-- EXERCISE DETAILS --
Whenever the string "model" appears in a line below, please copy the line out.

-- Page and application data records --
━━━━━━

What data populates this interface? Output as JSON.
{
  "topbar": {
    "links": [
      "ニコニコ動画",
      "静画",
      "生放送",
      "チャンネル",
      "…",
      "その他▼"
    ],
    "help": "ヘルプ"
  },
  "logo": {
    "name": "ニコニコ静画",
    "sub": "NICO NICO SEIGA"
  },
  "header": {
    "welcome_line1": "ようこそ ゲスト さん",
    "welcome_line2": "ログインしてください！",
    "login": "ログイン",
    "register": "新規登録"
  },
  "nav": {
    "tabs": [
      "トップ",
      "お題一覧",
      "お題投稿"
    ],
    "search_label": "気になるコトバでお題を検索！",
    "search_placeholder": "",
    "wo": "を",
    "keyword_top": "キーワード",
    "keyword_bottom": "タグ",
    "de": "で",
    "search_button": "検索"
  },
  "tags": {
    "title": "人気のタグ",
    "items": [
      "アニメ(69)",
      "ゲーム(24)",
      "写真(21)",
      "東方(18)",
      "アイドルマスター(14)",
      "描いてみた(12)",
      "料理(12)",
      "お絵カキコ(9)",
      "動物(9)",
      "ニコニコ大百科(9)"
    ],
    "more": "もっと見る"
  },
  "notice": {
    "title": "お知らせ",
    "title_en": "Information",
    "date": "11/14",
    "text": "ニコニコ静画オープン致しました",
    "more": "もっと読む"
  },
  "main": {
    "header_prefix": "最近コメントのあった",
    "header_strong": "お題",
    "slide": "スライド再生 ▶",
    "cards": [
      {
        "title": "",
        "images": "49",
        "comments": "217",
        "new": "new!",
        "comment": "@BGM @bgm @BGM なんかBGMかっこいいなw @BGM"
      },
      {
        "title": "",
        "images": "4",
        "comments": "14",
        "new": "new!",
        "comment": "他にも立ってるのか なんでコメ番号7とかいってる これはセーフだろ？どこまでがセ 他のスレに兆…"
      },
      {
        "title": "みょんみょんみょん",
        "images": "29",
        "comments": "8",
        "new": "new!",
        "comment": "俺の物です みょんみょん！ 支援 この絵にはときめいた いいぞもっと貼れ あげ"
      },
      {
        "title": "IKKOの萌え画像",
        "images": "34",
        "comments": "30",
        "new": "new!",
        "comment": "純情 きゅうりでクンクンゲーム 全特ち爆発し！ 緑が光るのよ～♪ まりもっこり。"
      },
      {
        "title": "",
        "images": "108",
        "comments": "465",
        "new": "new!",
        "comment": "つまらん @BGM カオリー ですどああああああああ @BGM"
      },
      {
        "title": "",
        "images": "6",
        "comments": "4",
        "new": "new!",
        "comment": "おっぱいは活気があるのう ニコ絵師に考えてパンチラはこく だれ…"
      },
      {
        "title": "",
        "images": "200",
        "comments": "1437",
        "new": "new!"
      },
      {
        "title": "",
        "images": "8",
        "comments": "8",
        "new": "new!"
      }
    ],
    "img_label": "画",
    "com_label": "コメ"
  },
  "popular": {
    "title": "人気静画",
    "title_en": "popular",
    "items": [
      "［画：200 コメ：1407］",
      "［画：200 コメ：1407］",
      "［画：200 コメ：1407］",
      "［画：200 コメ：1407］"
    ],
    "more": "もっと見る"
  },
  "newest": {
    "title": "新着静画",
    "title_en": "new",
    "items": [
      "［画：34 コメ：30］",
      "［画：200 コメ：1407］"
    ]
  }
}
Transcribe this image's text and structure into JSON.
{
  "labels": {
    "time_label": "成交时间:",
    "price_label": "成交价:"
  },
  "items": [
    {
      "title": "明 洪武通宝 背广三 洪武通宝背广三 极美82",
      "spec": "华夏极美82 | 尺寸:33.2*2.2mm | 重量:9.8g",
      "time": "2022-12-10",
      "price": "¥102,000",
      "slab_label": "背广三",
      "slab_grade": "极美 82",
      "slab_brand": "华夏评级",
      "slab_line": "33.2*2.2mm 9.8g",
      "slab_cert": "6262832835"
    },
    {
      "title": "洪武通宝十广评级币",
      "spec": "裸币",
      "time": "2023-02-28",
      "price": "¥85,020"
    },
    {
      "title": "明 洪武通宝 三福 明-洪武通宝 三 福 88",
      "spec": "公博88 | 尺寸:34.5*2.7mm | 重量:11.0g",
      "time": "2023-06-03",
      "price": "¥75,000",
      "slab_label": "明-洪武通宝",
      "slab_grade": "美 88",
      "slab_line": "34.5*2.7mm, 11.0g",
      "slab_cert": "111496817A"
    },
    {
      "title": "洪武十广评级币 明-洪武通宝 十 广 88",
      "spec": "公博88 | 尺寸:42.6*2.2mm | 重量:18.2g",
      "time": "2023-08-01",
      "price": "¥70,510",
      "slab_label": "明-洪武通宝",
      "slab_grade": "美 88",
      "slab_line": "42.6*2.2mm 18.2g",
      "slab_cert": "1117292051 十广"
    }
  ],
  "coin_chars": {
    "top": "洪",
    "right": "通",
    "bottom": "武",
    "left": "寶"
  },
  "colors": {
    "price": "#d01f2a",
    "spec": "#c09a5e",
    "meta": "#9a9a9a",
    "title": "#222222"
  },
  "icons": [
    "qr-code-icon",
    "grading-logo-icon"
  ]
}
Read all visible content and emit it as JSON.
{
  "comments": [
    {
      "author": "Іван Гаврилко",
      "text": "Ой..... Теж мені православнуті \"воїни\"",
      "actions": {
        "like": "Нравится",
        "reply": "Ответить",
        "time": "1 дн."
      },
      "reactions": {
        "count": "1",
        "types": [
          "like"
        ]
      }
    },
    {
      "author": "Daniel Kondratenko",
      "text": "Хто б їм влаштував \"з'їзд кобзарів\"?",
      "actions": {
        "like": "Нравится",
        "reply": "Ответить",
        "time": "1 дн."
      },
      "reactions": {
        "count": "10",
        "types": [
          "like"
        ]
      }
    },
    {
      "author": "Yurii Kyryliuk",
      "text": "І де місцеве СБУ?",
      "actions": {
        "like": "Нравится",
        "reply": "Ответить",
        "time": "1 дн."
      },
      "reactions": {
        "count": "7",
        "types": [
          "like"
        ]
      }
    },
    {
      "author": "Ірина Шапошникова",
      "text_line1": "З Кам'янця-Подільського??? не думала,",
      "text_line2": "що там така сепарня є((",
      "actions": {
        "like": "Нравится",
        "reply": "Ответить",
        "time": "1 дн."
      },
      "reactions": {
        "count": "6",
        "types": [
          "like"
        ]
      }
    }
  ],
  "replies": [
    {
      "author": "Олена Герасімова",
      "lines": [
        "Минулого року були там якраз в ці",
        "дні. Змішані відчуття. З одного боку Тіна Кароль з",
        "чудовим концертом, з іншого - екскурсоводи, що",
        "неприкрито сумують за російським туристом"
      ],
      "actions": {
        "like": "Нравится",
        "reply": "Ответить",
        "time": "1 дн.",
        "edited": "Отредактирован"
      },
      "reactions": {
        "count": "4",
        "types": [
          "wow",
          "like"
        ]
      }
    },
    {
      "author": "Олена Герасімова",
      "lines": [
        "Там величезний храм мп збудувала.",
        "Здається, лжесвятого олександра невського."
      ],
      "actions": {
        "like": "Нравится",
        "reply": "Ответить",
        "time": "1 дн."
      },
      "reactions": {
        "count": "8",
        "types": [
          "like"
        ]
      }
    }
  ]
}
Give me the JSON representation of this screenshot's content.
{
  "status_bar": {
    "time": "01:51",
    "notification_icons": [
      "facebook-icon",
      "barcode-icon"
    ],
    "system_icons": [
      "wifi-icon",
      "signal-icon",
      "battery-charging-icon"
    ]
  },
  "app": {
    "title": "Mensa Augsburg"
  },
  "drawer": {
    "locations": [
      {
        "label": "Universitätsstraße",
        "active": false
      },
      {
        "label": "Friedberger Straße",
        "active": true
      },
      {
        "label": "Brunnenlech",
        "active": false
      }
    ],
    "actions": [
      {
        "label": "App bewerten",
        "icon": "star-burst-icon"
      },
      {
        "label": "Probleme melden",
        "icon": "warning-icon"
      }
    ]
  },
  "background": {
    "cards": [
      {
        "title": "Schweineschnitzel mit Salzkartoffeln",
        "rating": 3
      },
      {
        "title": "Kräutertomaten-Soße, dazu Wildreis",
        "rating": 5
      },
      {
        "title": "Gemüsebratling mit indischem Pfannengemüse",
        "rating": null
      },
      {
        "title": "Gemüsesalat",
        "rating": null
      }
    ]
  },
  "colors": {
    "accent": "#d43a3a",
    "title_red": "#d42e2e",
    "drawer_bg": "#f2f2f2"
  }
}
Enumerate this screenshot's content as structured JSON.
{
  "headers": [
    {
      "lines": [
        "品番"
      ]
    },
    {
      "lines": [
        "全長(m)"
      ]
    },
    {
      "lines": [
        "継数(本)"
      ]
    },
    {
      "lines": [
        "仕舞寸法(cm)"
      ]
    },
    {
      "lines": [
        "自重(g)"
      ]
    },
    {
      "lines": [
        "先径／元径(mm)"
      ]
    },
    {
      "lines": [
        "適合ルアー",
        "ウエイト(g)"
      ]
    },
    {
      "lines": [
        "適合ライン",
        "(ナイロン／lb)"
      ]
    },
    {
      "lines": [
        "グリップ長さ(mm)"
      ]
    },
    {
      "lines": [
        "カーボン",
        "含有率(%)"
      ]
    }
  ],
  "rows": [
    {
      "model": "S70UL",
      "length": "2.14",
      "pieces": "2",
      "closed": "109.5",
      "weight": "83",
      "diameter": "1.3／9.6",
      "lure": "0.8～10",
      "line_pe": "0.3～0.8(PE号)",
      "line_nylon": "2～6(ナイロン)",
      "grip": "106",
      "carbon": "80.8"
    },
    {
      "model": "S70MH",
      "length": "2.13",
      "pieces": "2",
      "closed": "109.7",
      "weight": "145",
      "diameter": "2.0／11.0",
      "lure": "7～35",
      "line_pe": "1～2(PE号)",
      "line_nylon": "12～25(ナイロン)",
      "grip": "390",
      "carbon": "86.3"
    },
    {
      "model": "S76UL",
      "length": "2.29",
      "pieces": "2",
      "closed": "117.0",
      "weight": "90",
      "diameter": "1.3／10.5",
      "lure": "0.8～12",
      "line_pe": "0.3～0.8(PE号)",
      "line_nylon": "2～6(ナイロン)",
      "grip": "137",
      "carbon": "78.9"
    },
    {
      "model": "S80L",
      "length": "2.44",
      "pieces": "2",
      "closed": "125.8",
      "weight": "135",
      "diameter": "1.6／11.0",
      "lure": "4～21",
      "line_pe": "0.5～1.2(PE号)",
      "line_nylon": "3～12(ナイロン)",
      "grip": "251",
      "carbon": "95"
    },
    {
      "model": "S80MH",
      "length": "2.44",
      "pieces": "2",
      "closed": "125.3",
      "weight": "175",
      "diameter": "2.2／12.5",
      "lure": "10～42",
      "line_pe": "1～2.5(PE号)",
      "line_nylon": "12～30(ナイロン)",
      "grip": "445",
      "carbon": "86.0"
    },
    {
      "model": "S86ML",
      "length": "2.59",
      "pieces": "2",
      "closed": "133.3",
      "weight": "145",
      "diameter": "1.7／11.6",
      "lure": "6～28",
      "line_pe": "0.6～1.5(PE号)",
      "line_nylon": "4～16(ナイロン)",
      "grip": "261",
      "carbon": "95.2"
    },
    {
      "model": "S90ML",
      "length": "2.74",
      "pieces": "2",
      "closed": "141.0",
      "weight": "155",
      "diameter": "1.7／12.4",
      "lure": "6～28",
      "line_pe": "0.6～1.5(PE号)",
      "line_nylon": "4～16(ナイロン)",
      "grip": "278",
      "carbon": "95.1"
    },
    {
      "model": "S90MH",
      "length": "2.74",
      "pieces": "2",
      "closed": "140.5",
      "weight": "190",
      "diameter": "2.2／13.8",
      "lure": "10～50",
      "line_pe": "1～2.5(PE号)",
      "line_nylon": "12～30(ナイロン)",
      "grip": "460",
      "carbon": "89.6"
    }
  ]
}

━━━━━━

-- COMPLETED TASK --
      "model": "S70UL",
      "model": "S70MH",
      "model": "S76UL",
      "model": "S80L",
      "model": "S80MH",
      "model": "S86ML",
      "model": "S90ML",
      "model": "S90MH",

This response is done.